(Component data from apps and pages)
***
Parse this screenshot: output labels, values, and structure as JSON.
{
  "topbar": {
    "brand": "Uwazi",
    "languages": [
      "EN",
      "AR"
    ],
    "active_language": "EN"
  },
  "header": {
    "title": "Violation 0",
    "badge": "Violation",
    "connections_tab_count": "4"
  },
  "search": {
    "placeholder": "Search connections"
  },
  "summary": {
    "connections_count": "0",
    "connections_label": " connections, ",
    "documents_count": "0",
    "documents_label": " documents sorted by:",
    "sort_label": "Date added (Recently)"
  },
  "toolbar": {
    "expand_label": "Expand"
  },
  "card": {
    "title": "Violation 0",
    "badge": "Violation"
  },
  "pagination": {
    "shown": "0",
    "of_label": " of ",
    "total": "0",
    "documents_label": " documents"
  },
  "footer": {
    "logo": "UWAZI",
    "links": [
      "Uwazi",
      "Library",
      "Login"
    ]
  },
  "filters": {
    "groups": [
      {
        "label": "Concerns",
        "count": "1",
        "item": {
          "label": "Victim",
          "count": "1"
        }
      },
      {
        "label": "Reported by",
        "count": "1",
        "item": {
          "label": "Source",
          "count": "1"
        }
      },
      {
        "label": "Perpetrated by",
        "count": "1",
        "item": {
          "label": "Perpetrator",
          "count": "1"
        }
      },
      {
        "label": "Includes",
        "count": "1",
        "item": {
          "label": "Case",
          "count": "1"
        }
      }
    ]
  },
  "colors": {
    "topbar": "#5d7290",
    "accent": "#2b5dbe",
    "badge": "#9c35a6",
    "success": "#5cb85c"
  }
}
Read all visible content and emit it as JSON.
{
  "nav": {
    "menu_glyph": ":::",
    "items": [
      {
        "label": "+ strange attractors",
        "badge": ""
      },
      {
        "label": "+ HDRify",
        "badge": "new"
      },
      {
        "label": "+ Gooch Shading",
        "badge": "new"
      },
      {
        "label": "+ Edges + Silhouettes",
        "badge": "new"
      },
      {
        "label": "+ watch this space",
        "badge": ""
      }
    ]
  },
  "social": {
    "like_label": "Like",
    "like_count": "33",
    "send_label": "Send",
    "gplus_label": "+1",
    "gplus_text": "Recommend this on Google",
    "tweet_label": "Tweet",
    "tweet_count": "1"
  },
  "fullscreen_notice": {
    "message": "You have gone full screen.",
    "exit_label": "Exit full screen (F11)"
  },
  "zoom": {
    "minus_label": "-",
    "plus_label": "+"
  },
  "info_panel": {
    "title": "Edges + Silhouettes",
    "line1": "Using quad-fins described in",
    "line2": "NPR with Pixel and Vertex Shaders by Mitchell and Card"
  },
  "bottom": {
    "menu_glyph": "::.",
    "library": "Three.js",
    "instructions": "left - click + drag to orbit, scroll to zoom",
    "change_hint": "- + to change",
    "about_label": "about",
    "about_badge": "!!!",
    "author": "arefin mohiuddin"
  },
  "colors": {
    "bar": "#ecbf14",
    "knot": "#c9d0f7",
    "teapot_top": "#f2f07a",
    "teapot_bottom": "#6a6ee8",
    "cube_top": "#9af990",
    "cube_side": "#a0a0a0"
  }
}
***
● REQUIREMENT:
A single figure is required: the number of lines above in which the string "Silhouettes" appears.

● RESPONSE TO THE EXERCISE:
2